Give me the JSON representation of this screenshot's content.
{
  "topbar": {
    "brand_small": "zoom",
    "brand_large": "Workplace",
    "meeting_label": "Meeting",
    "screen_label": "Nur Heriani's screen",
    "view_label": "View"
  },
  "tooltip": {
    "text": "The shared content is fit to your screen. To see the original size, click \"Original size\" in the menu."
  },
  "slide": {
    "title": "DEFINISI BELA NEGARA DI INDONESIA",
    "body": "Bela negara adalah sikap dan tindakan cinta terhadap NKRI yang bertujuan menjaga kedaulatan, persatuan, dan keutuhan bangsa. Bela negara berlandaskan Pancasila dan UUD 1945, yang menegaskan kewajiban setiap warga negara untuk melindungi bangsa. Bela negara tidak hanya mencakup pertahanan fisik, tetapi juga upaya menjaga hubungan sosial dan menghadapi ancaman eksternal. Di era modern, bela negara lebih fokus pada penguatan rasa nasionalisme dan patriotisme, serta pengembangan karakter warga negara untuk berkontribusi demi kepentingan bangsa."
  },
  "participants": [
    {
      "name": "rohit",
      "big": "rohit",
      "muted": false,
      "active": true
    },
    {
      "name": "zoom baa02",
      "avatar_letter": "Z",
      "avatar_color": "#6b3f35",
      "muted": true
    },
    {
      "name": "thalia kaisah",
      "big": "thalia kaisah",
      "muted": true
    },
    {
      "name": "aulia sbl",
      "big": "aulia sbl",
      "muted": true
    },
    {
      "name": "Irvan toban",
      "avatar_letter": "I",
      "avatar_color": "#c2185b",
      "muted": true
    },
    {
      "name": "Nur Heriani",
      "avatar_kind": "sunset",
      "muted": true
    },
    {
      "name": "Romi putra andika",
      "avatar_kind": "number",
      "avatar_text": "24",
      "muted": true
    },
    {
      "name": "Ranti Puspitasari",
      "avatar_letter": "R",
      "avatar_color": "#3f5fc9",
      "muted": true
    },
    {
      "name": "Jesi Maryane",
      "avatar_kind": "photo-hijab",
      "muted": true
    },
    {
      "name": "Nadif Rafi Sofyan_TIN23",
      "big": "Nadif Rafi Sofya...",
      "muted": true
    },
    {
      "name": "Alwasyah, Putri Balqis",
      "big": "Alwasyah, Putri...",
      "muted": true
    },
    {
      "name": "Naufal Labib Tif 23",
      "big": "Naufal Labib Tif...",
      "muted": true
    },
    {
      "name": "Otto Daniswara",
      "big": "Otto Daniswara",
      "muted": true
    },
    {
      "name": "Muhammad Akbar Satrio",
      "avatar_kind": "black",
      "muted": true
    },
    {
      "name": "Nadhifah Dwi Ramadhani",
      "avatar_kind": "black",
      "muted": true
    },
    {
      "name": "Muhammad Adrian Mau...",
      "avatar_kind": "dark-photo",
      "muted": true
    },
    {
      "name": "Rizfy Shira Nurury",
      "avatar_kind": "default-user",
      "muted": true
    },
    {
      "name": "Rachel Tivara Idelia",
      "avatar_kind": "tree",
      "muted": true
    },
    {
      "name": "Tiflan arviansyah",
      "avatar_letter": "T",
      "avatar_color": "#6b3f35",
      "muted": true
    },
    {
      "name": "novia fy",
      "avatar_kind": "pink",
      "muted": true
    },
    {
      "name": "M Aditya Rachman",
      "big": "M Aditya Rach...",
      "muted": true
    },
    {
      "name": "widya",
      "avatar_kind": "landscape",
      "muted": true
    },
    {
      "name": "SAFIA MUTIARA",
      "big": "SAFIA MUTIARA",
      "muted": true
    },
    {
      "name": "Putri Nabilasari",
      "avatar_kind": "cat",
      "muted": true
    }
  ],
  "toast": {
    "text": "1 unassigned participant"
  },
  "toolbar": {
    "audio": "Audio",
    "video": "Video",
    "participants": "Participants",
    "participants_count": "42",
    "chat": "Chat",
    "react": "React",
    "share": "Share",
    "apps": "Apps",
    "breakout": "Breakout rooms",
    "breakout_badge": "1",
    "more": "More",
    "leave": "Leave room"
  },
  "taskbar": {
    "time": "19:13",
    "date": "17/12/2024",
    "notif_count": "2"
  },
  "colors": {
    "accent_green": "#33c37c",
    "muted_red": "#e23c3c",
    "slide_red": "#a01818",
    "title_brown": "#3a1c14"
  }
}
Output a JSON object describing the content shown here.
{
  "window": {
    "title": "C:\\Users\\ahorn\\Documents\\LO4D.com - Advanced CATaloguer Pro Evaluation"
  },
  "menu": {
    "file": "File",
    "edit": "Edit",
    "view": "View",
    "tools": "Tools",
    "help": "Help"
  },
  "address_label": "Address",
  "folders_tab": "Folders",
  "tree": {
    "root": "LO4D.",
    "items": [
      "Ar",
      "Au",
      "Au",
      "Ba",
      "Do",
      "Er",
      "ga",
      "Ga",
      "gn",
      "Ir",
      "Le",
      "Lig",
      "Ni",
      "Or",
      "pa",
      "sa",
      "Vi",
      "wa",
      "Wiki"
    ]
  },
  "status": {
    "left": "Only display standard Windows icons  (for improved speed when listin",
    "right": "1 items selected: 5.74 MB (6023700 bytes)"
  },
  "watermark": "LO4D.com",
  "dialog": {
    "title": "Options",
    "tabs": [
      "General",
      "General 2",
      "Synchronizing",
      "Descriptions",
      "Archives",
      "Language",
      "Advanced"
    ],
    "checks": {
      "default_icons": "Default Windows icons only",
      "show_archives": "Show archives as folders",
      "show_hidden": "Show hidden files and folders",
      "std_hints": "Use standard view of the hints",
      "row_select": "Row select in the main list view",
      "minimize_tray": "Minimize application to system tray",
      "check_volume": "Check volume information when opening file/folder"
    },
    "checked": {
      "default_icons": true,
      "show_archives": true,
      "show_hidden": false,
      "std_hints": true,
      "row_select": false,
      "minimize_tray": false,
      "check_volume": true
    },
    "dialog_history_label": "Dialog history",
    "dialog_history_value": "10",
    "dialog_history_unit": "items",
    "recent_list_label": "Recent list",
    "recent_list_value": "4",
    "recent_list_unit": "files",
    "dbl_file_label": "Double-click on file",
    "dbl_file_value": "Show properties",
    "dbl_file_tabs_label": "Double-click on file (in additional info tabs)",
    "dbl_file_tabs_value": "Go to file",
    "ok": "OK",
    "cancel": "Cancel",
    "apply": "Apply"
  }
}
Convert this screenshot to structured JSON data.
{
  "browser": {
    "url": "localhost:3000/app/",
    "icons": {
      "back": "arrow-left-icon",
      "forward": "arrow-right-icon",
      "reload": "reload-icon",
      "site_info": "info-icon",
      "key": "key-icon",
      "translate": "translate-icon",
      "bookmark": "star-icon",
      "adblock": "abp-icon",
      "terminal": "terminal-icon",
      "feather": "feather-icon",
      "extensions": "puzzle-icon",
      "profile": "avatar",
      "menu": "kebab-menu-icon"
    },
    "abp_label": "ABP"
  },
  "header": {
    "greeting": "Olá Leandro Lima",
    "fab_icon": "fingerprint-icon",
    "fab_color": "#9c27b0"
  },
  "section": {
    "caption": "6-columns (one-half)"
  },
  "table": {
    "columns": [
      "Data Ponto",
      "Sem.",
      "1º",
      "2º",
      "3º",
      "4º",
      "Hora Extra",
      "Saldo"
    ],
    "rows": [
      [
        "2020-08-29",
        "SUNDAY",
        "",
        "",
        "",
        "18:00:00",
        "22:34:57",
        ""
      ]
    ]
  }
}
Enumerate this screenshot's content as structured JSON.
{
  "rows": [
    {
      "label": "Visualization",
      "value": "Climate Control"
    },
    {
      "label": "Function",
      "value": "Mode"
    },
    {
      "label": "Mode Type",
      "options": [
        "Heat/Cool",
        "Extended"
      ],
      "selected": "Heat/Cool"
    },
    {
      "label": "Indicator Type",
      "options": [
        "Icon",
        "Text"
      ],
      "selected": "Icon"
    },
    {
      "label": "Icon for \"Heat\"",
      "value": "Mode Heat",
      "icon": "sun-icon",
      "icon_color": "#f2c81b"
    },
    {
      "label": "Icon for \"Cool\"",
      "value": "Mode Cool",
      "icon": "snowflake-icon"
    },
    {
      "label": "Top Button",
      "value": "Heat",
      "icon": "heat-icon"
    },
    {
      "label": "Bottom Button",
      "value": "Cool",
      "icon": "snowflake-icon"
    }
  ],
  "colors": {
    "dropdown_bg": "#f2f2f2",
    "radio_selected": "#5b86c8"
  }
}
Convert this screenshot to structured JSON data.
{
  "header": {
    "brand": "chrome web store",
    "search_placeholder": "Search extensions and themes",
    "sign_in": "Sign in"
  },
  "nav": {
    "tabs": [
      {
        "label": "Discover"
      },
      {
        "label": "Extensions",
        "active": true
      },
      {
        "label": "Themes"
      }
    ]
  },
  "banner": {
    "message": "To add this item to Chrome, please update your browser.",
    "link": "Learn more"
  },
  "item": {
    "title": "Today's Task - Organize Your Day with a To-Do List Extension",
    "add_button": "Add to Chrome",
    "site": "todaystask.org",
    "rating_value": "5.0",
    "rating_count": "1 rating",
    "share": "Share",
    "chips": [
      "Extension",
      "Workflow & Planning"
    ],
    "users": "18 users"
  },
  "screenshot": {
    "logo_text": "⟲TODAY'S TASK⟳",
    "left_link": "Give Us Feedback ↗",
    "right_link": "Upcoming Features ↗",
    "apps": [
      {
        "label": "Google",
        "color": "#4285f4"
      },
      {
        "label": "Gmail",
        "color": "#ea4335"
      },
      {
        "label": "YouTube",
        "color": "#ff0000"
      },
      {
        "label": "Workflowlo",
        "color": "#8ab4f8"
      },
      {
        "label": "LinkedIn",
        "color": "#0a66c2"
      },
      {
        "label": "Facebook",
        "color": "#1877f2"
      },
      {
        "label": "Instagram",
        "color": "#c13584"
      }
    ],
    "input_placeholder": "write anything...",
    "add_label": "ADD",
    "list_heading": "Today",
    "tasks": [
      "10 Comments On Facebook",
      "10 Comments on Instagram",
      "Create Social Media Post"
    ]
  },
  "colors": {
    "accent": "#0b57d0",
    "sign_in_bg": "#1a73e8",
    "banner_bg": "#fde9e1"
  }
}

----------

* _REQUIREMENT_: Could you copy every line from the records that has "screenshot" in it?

* _REPLY_:
Give me the JSON representation of this screenshot's content.
Convert this screenshot to structured JSON data.
Enumerate this screenshot's content as structured JSON.
Convert this screenshot to structured JSON data.
  "screenshot": {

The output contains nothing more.